Across these entries, how many lines contain the word "data"? Answer with only the number.
-*-
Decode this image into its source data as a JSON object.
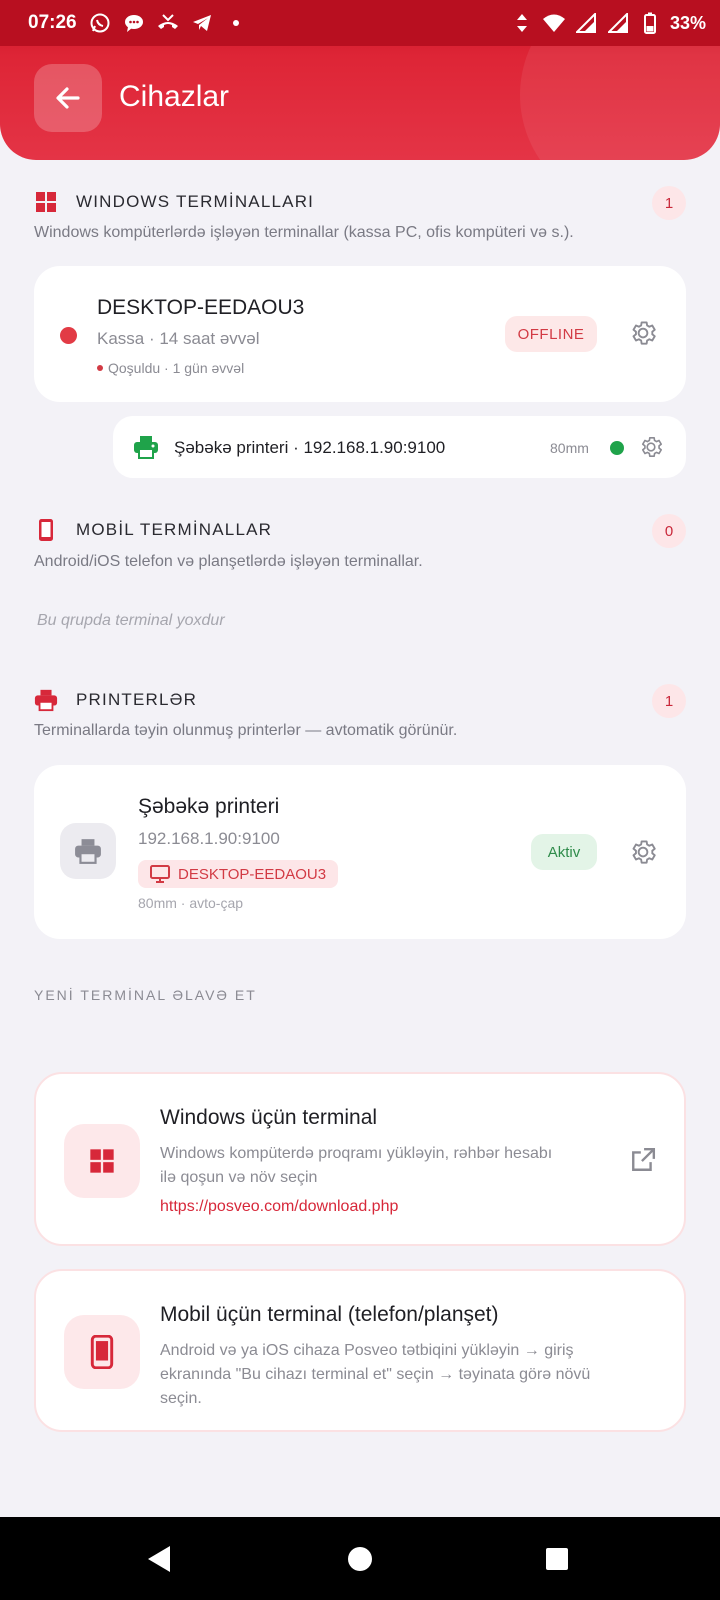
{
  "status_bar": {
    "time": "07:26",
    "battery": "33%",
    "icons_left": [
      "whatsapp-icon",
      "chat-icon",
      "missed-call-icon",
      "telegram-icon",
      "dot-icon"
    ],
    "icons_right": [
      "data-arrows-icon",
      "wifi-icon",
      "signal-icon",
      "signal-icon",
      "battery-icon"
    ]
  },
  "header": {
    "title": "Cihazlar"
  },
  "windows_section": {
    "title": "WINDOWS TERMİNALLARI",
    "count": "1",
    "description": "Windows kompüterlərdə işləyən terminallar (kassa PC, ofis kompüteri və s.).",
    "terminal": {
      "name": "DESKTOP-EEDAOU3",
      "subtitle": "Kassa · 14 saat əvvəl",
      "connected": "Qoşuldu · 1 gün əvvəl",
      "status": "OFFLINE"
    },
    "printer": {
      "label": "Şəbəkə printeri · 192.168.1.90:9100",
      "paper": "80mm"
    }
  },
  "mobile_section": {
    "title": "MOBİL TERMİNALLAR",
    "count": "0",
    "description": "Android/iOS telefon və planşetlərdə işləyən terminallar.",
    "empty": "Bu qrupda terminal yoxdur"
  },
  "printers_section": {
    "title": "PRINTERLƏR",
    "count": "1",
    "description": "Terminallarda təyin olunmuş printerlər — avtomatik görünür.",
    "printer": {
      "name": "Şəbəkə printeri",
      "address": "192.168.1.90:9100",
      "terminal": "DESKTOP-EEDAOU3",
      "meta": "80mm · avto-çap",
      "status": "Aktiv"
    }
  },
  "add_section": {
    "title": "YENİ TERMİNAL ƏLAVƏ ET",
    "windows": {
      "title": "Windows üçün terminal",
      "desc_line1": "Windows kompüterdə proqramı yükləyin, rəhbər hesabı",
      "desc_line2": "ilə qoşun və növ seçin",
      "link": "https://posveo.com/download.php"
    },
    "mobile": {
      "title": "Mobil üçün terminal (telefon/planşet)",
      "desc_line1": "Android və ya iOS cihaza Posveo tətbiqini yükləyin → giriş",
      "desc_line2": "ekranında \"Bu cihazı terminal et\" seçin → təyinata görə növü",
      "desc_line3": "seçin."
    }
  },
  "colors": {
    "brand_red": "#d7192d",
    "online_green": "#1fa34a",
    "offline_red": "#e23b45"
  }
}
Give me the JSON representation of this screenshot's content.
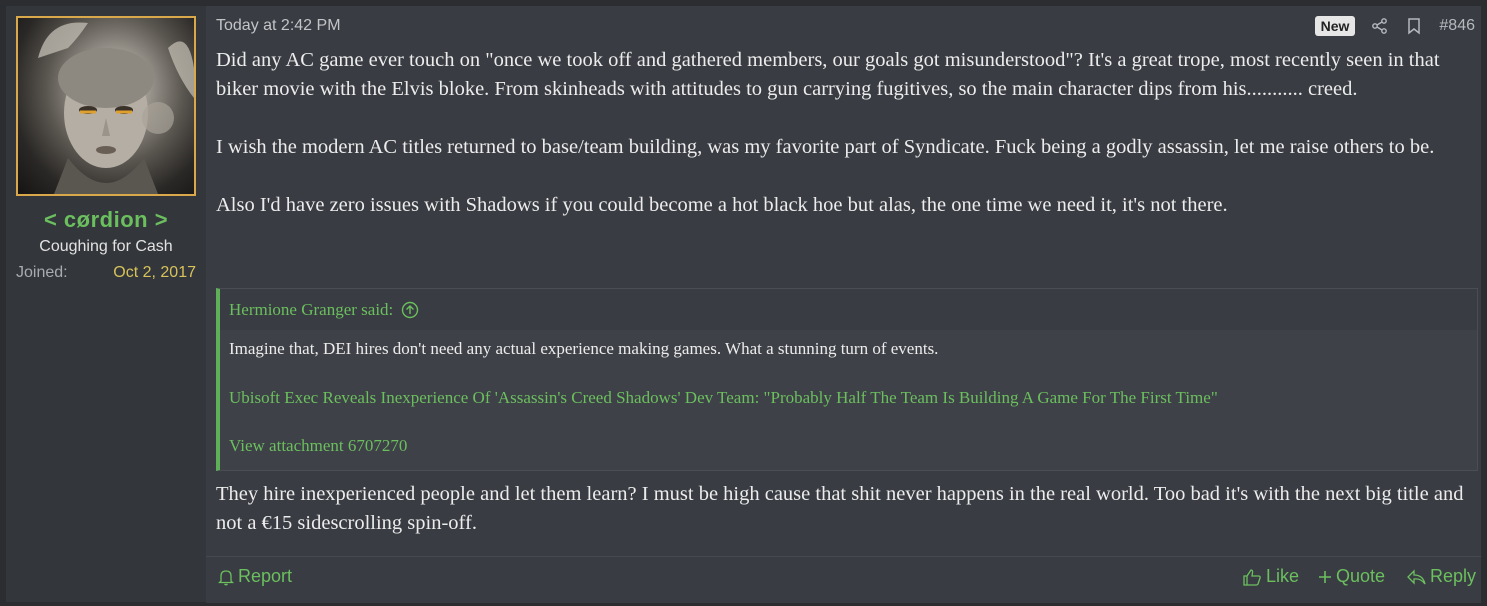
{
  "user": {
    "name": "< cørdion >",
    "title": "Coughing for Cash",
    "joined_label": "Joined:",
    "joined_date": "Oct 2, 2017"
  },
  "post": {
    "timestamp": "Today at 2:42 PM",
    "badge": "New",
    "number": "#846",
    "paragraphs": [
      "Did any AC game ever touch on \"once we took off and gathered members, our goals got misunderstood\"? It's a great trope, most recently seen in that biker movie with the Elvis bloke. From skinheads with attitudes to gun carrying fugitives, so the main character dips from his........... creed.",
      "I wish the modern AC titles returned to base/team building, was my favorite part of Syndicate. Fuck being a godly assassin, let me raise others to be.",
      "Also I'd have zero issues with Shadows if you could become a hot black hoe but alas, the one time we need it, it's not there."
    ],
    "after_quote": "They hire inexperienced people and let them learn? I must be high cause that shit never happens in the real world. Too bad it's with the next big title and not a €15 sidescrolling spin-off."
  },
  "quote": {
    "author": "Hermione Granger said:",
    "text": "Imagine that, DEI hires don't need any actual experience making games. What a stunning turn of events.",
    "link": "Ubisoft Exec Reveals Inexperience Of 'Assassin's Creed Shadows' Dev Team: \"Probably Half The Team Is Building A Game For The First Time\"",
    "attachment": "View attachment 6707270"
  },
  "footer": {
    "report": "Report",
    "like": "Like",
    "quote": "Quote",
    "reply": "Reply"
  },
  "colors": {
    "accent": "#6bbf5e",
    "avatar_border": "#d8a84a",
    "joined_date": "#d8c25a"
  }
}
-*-
[YOUR SOLUTION]:
2